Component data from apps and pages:

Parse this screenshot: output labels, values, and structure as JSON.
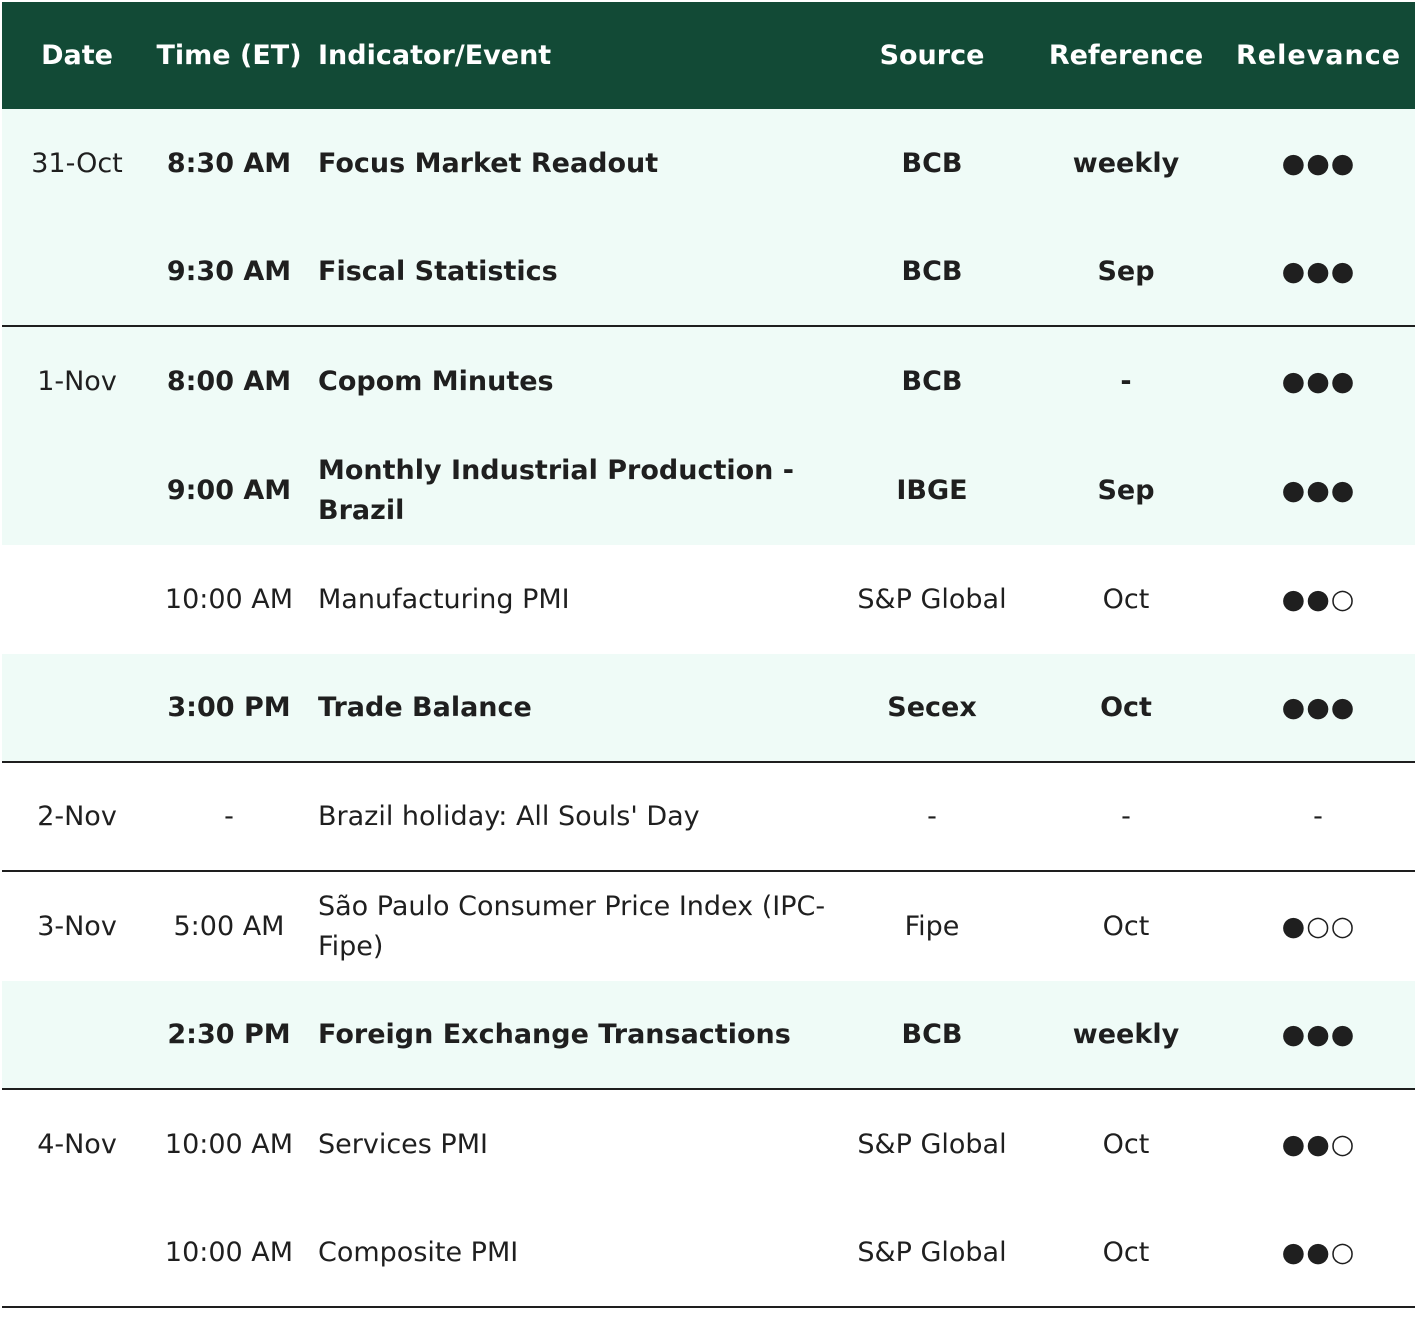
{
  "header": {
    "date": "Date",
    "time": "Time (ET)",
    "event": "Indicator/Event",
    "source": "Source",
    "reference": "Reference",
    "relevance": "Relevance"
  },
  "rows": [
    {
      "date": "31-Oct",
      "time": "8:30 AM",
      "event": "Focus Market Readout",
      "source": "BCB",
      "reference": "weekly",
      "relevance": "●●●"
    },
    {
      "date": "",
      "time": "9:30 AM",
      "event": "Fiscal Statistics",
      "source": "BCB",
      "reference": "Sep",
      "relevance": "●●●"
    },
    {
      "date": "1-Nov",
      "time": "8:00 AM",
      "event": "Copom Minutes",
      "source": "BCB",
      "reference": "-",
      "relevance": "●●●"
    },
    {
      "date": "",
      "time": "9:00 AM",
      "event": "Monthly Industrial Production - Brazil",
      "source": "IBGE",
      "reference": "Sep",
      "relevance": "●●●"
    },
    {
      "date": "",
      "time": "10:00 AM",
      "event": "Manufacturing PMI",
      "source": "S&P Global",
      "reference": "Oct",
      "relevance": "●●○"
    },
    {
      "date": "",
      "time": "3:00 PM",
      "event": "Trade Balance",
      "source": "Secex",
      "reference": "Oct",
      "relevance": "●●●"
    },
    {
      "date": "2-Nov",
      "time": "-",
      "event": "Brazil holiday: All Souls' Day",
      "source": "-",
      "reference": "-",
      "relevance": "-"
    },
    {
      "date": "3-Nov",
      "time": "5:00 AM",
      "event": "São Paulo Consumer Price Index (IPC-Fipe)",
      "source": "Fipe",
      "reference": "Oct",
      "relevance": "●○○"
    },
    {
      "date": "",
      "time": "2:30 PM",
      "event": "Foreign Exchange Transactions",
      "source": "BCB",
      "reference": "weekly",
      "relevance": "●●●"
    },
    {
      "date": "4-Nov",
      "time": "10:00 AM",
      "event": "Services PMI",
      "source": "S&P Global",
      "reference": "Oct",
      "relevance": "●●○"
    },
    {
      "date": "",
      "time": "10:00 AM",
      "event": "Composite PMI",
      "source": "S&P Global",
      "reference": "Oct",
      "relevance": "●●○"
    }
  ]
}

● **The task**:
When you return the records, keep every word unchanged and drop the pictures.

● **The answer**:
Parse this screenshot: output labels, values, and structure as JSON.
{
  "header": {
    "date": "Date",
    "time": "Time (ET)",
    "event": "Indicator/Event",
    "source": "Source",
    "reference": "Reference",
    "relevance": "Relevance"
  },
  "rows": [
    {
      "date": "31-Oct",
      "time": "8:30 AM",
      "event": "Focus Market Readout",
      "source": "BCB",
      "reference": "weekly",
      "relevance": "●●●"
    },
    {
      "date": "",
      "time": "9:30 AM",
      "event": "Fiscal Statistics",
      "source": "BCB",
      "reference": "Sep",
      "relevance": "●●●"
    },
    {
      "date": "1-Nov",
      "time": "8:00 AM",
      "event": "Copom Minutes",
      "source": "BCB",
      "reference": "-",
      "relevance": "●●●"
    },
    {
      "date": "",
      "time": "9:00 AM",
      "event": "Monthly Industrial Production - Brazil",
      "source": "IBGE",
      "reference": "Sep",
      "relevance": "●●●"
    },
    {
      "date": "",
      "time": "10:00 AM",
      "event": "Manufacturing PMI",
      "source": "S&P Global",
      "reference": "Oct",
      "relevance": "●●○"
    },
    {
      "date": "",
      "time": "3:00 PM",
      "event": "Trade Balance",
      "source": "Secex",
      "reference": "Oct",
      "relevance": "●●●"
    },
    {
      "date": "2-Nov",
      "time": "-",
      "event": "Brazil holiday: All Souls' Day",
      "source": "-",
      "reference": "-",
      "relevance": "-"
    },
    {
      "date": "3-Nov",
      "time": "5:00 AM",
      "event": "São Paulo Consumer Price Index (IPC-Fipe)",
      "source": "Fipe",
      "reference": "Oct",
      "relevance": "●○○"
    },
    {
      "date": "",
      "time": "2:30 PM",
      "event": "Foreign Exchange Transactions",
      "source": "BCB",
      "reference": "weekly",
      "relevance": "●●●"
    },
    {
      "date": "4-Nov",
      "time": "10:00 AM",
      "event": "Services PMI",
      "source": "S&P Global",
      "reference": "Oct",
      "relevance": "●●○"
    },
    {
      "date": "",
      "time": "10:00 AM",
      "event": "Composite PMI",
      "source": "S&P Global",
      "reference": "Oct",
      "relevance": "●●○"
    }
  ]
}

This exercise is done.